But after undergoing a much needed renovation it is yet again one of the most opulent destinations in the capital.
Here well-heeled Latin Americans take afternoon tea or enjoy the classic menu at low tables beneath the glass canopy in the Palm Court while a pianist tinkles out Frank Sinatra tunes on the keys of a grand piano.
The Mayor of Madrid, the PP’s Jose Luis Martinez-Almeida strides through with his entourage en route to a private dining room.
In the stylish cocktail lounge, Pictura, a saxophonist plays gentle jazz, while a group of American businessmen discuss foreign markets and a young couple sip the house champagne Ruinart.
Outside, the Ritz Garden offers al-fresco dining with an amuse bouche tapas menu, and designer cocktails attract a younger crowd with money to burn.
The big draw is Quique DaCosta’ Deessa restaurant where a tasting menu, served with a course entirely dedicated to caviar, comes with an eye-watering starting price of €180.
While the Ritz is conveniently located for art lovers just steps away from the Prado, Thyssen and Reina Sofia, the newest of Madrid’s deluxe offerings is closer to Spain’s upmarket shopping district in Salamanca.
The overhauled 1970s beast, the Villa Magna hotel, reopened in October as a Rosewood, where an overnight stay starts at €600.
Here, rooms look out over the tree-lined Paseo de Castellana while the ground floor is divided into dining spaces which include the brasserie style Las Brasas, an elegantly casual café offering exquisite patisserie and the late night Tarde O, where you’ll find a mix of visitors and well-heeled locals, sipping negronis or smoking cigars in the central terraza.
Friends navigate between tables with large shopping bags from boutiques on nearby Calle Serrano hinting at expensive purchases within.
While the Four Seasons has Dani Garcia, and the Ritz has Quique Dacosta, the Rosewood has its own star chef with Jesus Sanchez, whose restaurant Cenador de Amos in the hills outside Santander boasts three Michelin stars.
His Madrid offering, simply dubbed Amos, brings the best of his Cantabrian cuisine to the capital.
These three new openings of high-end hotels within the last year have already created a buzz that promises to continue into 2022 with a new Marriott, a Hard Rock Hotel and an Evok.
It’s all part of a concerted plan to position Madrid as one of the premier luxury destinations in Europe to compete with London and Paris.
“Madrid has everything that lends itself to a luxury destination,” believes Fabian Gonzales, CEO of newly created think-tank Forward_MAD which has been created to drive the capital’s new tourism plan to attract the type of traveller who spends an average of between €20,000 and €30,000 on each trip.
“It has a privileged location, great air and land connections, and a reasonably good climate. From the tourist point of view, it boasts a historical and cultural heritage that is recognised throughout the world: museums, entertainment, gastronomy, shopping etc but what was needed was a rebrand,” he said.

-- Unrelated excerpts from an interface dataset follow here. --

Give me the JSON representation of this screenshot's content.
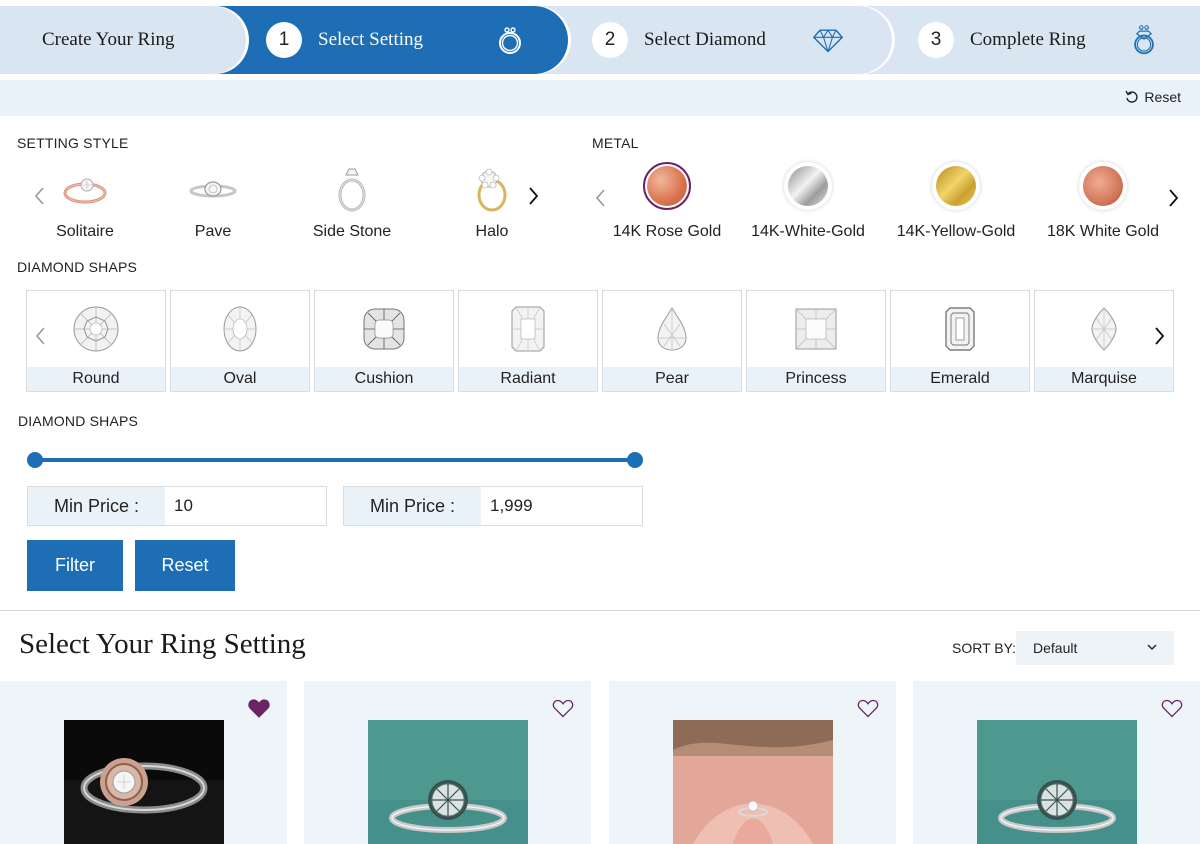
{
  "stepper": {
    "create_label": "Create Your Ring",
    "steps": [
      {
        "num": "1",
        "label": "Select Setting",
        "icon": "ring-icon"
      },
      {
        "num": "2",
        "label": "Select Diamond",
        "icon": "diamond-icon"
      },
      {
        "num": "3",
        "label": "Complete Ring",
        "icon": "complete-ring-icon"
      }
    ],
    "active_step": 1
  },
  "reset_bar": {
    "label": "Reset"
  },
  "setting_style": {
    "title": "SETTING STYLE",
    "items": [
      {
        "label": "Solitaire"
      },
      {
        "label": "Pave"
      },
      {
        "label": "Side Stone"
      },
      {
        "label": "Halo"
      }
    ]
  },
  "metal": {
    "title": "METAL",
    "items": [
      {
        "label": "14K Rose Gold",
        "color": "#d9734f",
        "active": true
      },
      {
        "label": "14K-White-Gold",
        "color": "#c7c7c7"
      },
      {
        "label": "14K-Yellow-Gold",
        "color": "#d4ad2c"
      },
      {
        "label": "18K White Gold",
        "color": "#d3785a"
      }
    ]
  },
  "diamond_shapes": {
    "title": "DIAMOND SHAPS",
    "items": [
      {
        "label": "Round"
      },
      {
        "label": "Oval"
      },
      {
        "label": "Cushion"
      },
      {
        "label": "Radiant"
      },
      {
        "label": "Pear"
      },
      {
        "label": "Princess"
      },
      {
        "label": "Emerald"
      },
      {
        "label": "Marquise"
      }
    ]
  },
  "price": {
    "title": "DIAMOND SHAPS",
    "min_label": "Min Price :",
    "min_value": "10",
    "max_label": "Min Price :",
    "max_value": "1,999",
    "filter_label": "Filter",
    "reset_label": "Reset"
  },
  "results": {
    "title": "Select Your Ring Setting",
    "sort_label": "SORT BY:",
    "sort_value": "Default",
    "cards": [
      {
        "favorited": true
      },
      {
        "favorited": false
      },
      {
        "favorited": false
      },
      {
        "favorited": false
      }
    ]
  },
  "colors": {
    "brand_blue": "#1d6eb5",
    "light_blue": "#d9e6f2",
    "accent_purple": "#6b2463"
  }
}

“The perception of the city is already changing.”
Marta Centeno Sampere at the Four Seasons agrees. “As a native of Catalunya it pains me to say this but Madrid is most definitely the rising star while Barcelona has gone off the boil,” she said.